The book begins when Ruth, newly dumped by her fiancé, moves back home with her parents to lick her wounds and take care of her father, Howard, who has recently been diagnosed with Alzheimer’s.
Ruth’s breakup and Howard’s diagnosis take place before the book even begins (as does the revelation of Howard’s history of infidelity), so rather than being about the drama of these big, life-altering events, the story is largely an exploration of how Ruth, Howard and their circle of family and friends recover from and learn to live with grief and loss.
Despite the apparent grimness of its premise, Goodbye, Vitamin also manages to be extraordinarily funny. In one scene, fed up with Ruth’s attempts to feed him cruciferous vegetables as a way of slowing down memory loss, Howard declares, “No more crucified vegetables,” to which Ruth responds, “But they died for you, Dad.”
She eventually gives in and makes lasagna instead, “and no vegetables were sacrificed in the process.”
It’s a clever, heartwarming moment, and one that highlights the extent to which Ruth uses food to process her complicated relationship with her father, among others.
There is a rich history of writers using food to stand in for larger, more abstract themes in fiction, but what is unique about the way that food appears in Goodbye, Vitamin is that it’s at the forefront even when it plays no symbolic role.
There is food on nearly every page of the book, in every description of every event and every memory, an essential part of the texture of day-to-day living.

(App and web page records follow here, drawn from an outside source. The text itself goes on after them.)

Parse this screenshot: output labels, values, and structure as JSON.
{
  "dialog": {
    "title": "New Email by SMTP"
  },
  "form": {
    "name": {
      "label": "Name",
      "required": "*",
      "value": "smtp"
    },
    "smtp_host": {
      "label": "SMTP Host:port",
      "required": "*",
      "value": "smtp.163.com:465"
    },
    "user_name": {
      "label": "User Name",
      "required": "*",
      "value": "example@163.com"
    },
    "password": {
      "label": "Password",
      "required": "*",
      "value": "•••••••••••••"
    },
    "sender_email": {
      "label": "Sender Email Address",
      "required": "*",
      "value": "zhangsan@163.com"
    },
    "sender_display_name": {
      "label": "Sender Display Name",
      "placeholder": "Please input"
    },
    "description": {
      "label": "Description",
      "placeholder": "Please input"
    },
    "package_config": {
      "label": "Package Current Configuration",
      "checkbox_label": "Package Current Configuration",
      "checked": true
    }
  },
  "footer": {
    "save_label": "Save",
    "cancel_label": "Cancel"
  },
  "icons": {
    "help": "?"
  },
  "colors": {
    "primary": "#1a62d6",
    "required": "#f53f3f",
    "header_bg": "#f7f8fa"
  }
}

Whether this is intentional or not, its ubiquitous presence in the story has the effect of providing emotional and narrative continuity in a book that doesn’t have a traditional plot structure and instead reads as a sequence of fun facts, short conversations, puns, flashes of memories, and descriptions of dreams.
It’s tempting to call Goodbye, Vitamin “quirky,” the go-to adjective for books that are hodge-podged together, but not “serious” enough to qualify for the more high-brow descriptors of “postmodern” or “pastiche.”

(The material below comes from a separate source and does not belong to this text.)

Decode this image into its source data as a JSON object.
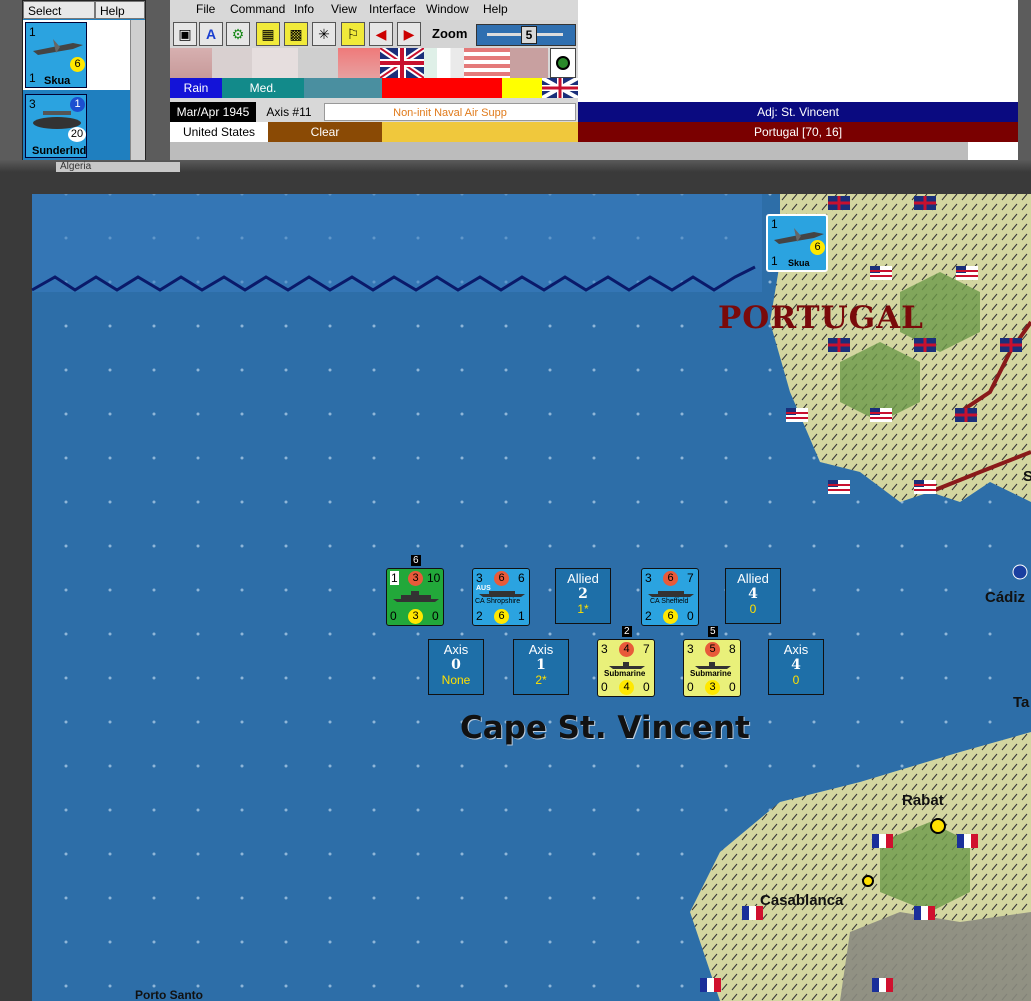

And while as a descriptive term, “quirky” is not inaccurate, it has a tendency of sounding dismissive, as if an author’s stylistic choices were just a cutesy fluke.
But if we consider the quirkiness of Goodbye, Vitamin to be an essential part of its storytelling strategy, we can begin to appreciate, for example, what creative and fantastic use Khong makes of the diary form, which is otherwise too often used as a lazy prop for structuring a novel. We’re also better able to see how purposeful and effective the novel’s mixture of tidbits is for a story that is all about partial remembering.
Khong has previously written about her experience of keeping a meticulous log of everything she ate as a way of assuaging her fear of forgetting; Goodbye, Vitamin reads in part like a fictional continuation of that project.
In both of these delightfully contemplative pieces, food takes on the role of a mnemonic device, such that the pleasures of eating, reading, and remembering become one and the same. As readers, we are lucky that we get to take part in such delicious and unforgettable pleasures.